Feeling the pain: The decline “has left the U.S. with 2.4 million fewer immigrants of working age—about 1% of the working-age population—than if pre-2017 immigration trends had continued, according to Giovanni Peri, a labor economist at the University of California, Davis.”
- Industries that tend to employ more non-U.S.-born employees than average are also struggling more to fill job openings, Peri told the Journal.
Fewer green cards: “In five top countries where people receive green cards to work in the U.S.—Mexico, the Dominican Republic, Vietnam, the Philippines and China—the fiscal year ended last September saw declines of half to two-thirds in green-card issuance from two years prior, according to Department of Homeland Security figures.”
- The pandemic has also increased the wait for work permits for those already in the U.S.
- And in addition, “[a]bout a fifth of consulates still aren’t processing most visas, and even those that are open are buried under a backlog of 7.5 million applications, according to State Department data.”
The breakdown: The number of foreign-born workers varies from sector to sector.
- Approximately 21% of truckers are foreign-born, and the rate of openings in transportation, warehousing and utilities is 6.6%.
- About 28% of construction workers are foreign born; 4.8% of jobs are open in that sector.

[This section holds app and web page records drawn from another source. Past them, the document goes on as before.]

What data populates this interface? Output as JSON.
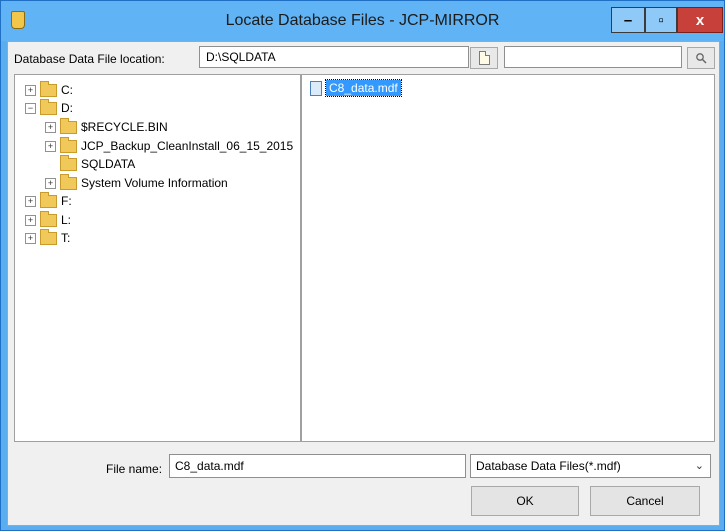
{
  "window": {
    "title": "Locate Database Files - JCP-MIRROR",
    "minimize_glyph": "–",
    "maximize_glyph": "▫",
    "close_glyph": "x"
  },
  "location": {
    "label": "Database Data File location:",
    "value": "D:\\SQLDATA",
    "search_value": ""
  },
  "tree": {
    "nodes": [
      {
        "label": "C:",
        "expander": "+"
      },
      {
        "label": "D:",
        "expander": "−"
      },
      {
        "label": "$RECYCLE.BIN",
        "expander": "+"
      },
      {
        "label": "JCP_Backup_CleanInstall_06_15_2015",
        "expander": "+"
      },
      {
        "label": "SQLDATA",
        "expander": ""
      },
      {
        "label": "System Volume Information",
        "expander": "+"
      },
      {
        "label": "F:",
        "expander": "+"
      },
      {
        "label": "L:",
        "expander": "+"
      },
      {
        "label": "T:",
        "expander": "+"
      }
    ]
  },
  "files": [
    {
      "name": "C8_data.mdf",
      "selected": true
    }
  ],
  "filename": {
    "label": "File name:",
    "value": "C8_data.mdf"
  },
  "filter": {
    "selected": "Database Data Files(*.mdf)",
    "caret": "⌄"
  },
  "buttons": {
    "ok": "OK",
    "cancel": "Cancel"
  },
  "colors": {
    "titlebar": "#60b3f4",
    "close": "#c7403a",
    "selection": "#3399ff"
  },
  "icons": {
    "browse": "document-icon",
    "search": "magnifier-icon"
  }
}
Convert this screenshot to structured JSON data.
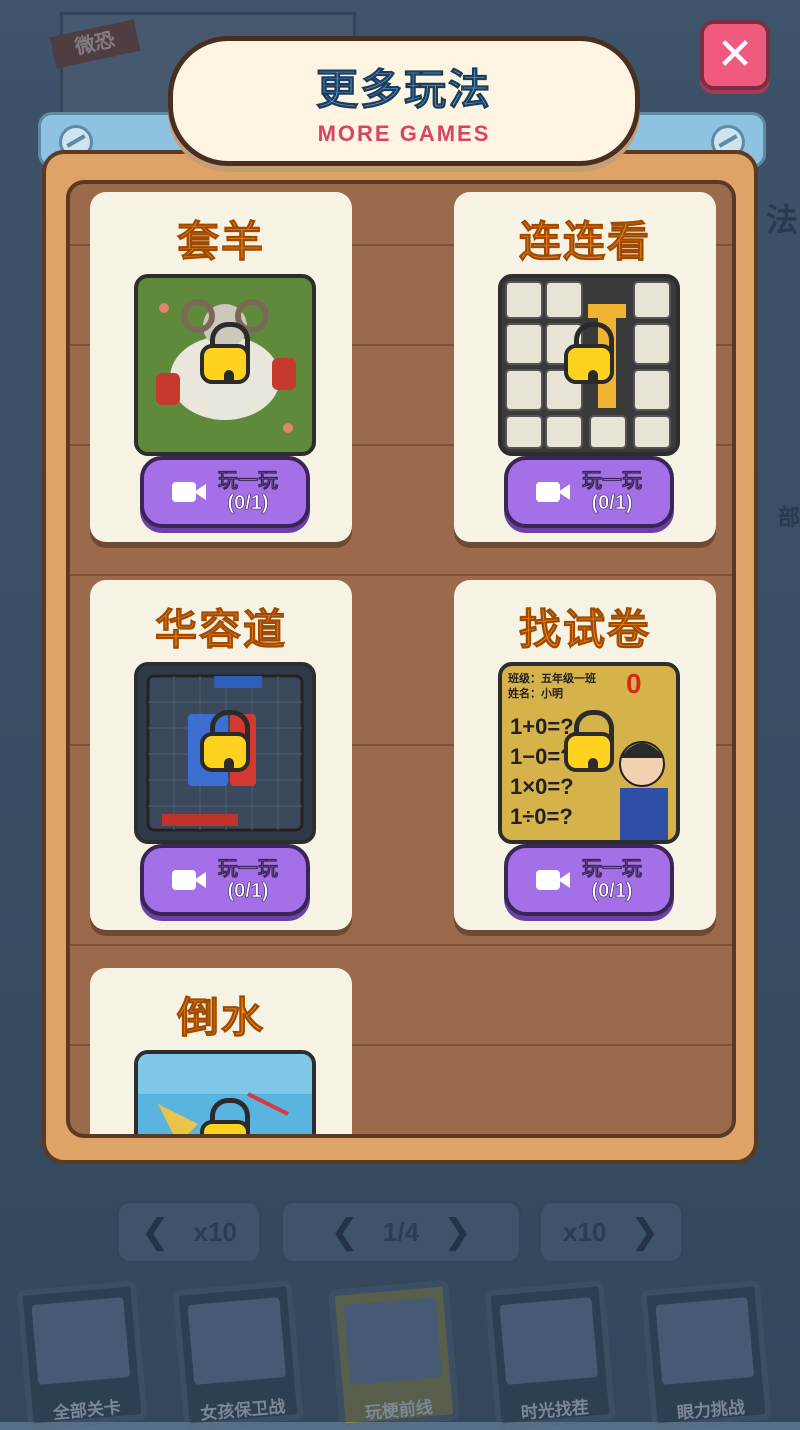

- Some 17.2% of health care and social assistance workers were born outside the U.S., and 9% of those jobs are vacant.